▶ [DESCRIPTION OF THE TASK]:
Scan the entries that follow and work out how many lines contain "JSON". Give the number and nothing else.

++++++

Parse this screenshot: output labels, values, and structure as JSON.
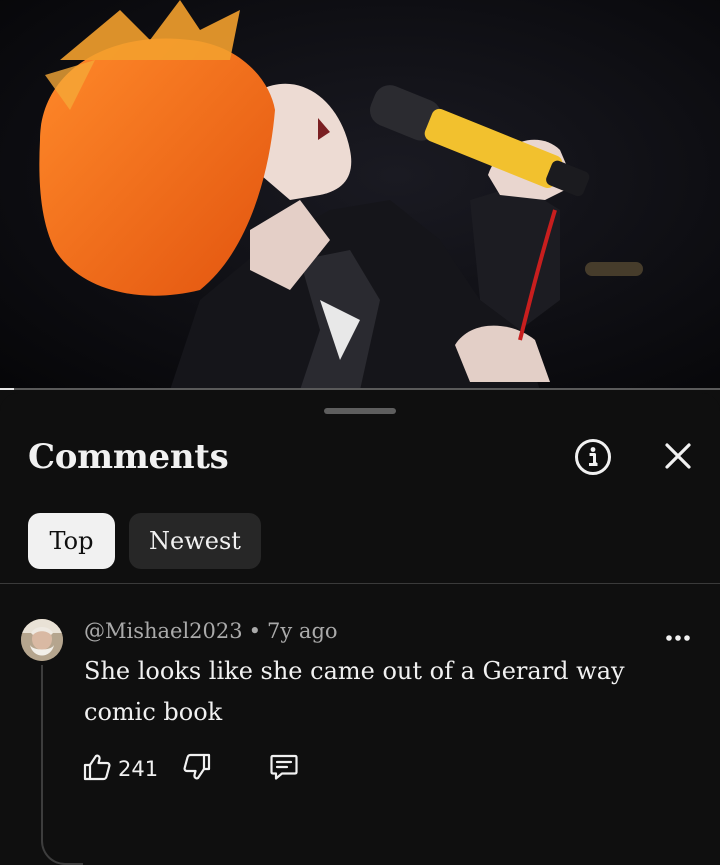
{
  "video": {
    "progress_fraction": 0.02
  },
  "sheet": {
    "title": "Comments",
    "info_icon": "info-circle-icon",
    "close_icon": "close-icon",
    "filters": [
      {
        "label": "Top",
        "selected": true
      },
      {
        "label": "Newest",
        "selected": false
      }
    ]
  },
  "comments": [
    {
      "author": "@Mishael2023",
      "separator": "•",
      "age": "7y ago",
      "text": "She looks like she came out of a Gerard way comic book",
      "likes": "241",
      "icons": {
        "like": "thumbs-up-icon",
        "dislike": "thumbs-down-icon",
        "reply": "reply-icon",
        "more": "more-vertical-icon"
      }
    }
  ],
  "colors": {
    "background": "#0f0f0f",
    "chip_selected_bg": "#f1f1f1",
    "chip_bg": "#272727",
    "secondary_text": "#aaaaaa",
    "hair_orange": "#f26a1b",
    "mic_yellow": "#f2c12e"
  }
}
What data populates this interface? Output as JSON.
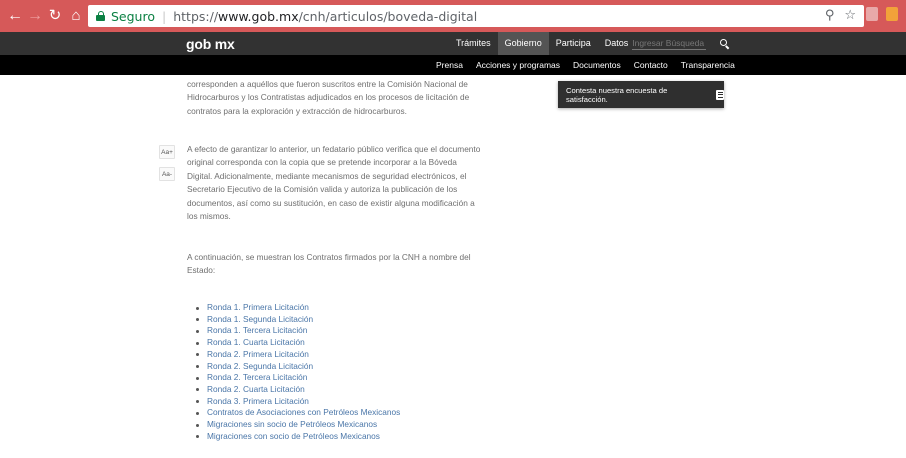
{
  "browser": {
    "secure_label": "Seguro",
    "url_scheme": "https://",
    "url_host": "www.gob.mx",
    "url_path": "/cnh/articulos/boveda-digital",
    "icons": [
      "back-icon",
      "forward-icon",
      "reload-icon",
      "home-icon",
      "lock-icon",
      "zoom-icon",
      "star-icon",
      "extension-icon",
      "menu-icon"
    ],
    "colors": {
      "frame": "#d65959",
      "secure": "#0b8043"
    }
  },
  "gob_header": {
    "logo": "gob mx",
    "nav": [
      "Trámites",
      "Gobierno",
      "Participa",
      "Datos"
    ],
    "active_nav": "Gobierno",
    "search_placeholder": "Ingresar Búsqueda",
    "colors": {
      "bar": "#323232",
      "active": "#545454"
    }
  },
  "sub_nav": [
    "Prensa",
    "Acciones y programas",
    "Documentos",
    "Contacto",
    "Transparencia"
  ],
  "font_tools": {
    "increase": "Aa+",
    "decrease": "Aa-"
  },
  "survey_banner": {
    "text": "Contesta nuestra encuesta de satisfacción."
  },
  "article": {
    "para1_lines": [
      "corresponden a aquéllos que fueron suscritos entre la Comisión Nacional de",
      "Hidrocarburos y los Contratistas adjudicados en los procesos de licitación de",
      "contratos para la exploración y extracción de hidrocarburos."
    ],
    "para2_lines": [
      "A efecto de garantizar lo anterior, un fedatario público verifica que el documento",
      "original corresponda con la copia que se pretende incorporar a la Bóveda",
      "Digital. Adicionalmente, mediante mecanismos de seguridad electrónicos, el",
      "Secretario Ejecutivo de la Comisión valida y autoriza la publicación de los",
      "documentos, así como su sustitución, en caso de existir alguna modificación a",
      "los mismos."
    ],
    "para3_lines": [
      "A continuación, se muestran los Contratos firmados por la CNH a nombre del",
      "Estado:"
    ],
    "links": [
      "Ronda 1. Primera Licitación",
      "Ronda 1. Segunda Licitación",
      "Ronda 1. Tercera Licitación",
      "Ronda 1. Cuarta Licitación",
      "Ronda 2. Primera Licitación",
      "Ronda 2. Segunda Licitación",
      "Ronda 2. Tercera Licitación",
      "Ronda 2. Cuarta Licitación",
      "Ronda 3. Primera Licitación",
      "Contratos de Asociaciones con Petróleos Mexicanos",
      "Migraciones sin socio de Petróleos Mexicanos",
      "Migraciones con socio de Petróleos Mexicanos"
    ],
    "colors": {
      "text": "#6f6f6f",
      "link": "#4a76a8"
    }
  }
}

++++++

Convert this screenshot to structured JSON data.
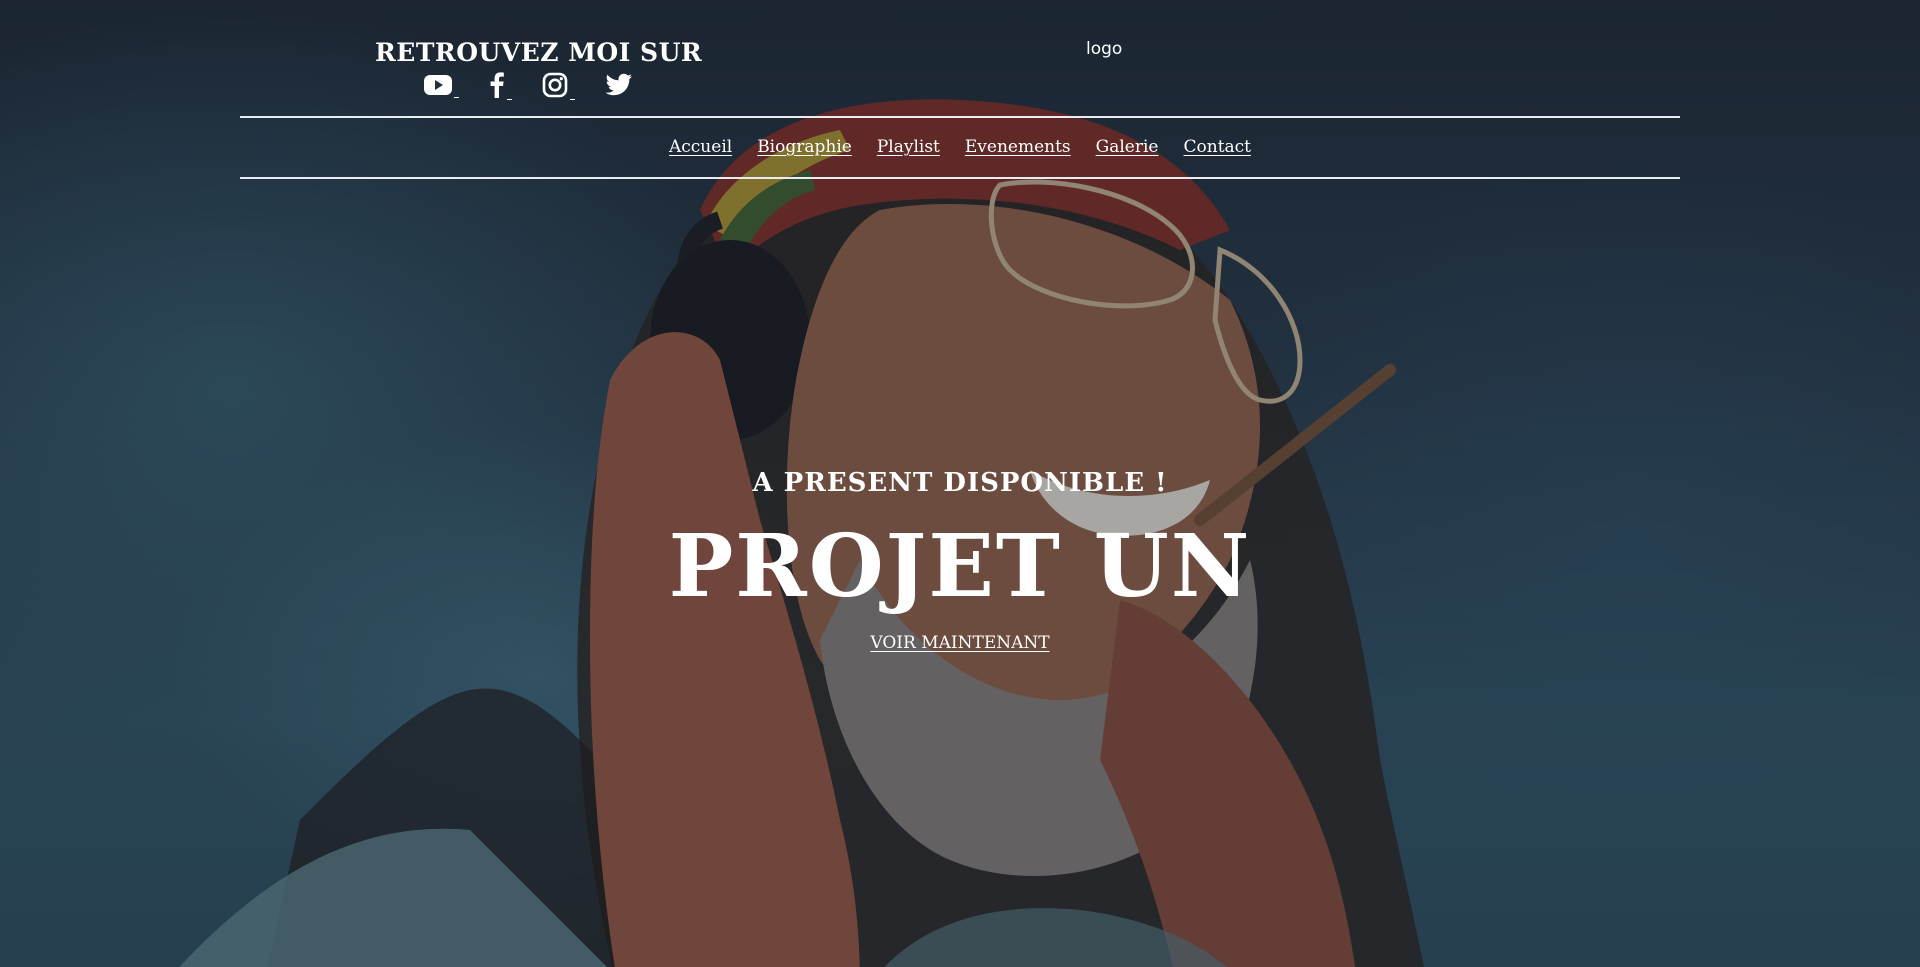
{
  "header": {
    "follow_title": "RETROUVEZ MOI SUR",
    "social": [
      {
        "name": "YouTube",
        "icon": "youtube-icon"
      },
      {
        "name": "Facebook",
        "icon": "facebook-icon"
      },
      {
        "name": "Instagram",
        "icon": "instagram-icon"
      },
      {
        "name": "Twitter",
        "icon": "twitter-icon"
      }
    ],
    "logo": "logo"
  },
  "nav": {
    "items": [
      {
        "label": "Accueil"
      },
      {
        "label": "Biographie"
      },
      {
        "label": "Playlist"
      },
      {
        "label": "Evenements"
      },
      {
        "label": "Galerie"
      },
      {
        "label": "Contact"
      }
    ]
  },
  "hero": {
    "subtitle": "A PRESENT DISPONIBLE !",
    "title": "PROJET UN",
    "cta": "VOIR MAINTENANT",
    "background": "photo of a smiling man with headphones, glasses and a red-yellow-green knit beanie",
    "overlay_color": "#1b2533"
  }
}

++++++

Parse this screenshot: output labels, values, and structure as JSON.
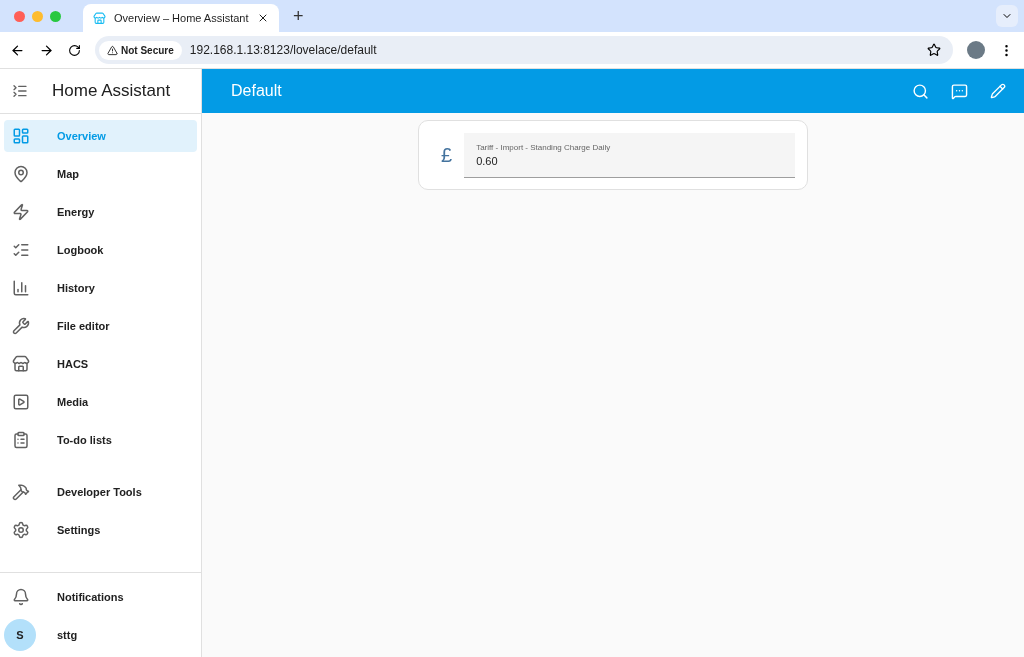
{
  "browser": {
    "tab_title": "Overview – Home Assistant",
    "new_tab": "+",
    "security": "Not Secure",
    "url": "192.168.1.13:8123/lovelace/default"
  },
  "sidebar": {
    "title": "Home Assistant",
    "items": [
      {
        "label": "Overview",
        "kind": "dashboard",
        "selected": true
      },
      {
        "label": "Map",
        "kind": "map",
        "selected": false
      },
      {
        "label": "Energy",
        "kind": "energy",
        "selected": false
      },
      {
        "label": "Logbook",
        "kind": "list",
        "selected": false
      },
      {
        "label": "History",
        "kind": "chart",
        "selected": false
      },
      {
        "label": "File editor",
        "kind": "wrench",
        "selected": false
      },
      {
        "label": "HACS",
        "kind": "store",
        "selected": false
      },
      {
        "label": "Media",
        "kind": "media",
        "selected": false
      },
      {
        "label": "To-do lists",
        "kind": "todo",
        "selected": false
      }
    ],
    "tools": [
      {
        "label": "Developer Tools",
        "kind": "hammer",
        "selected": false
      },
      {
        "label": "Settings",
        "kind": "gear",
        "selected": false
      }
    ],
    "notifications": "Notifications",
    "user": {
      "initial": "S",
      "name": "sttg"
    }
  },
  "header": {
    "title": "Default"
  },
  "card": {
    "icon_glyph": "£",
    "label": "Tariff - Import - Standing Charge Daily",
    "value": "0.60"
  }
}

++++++

▶ [OUTPUT BELOW]:
4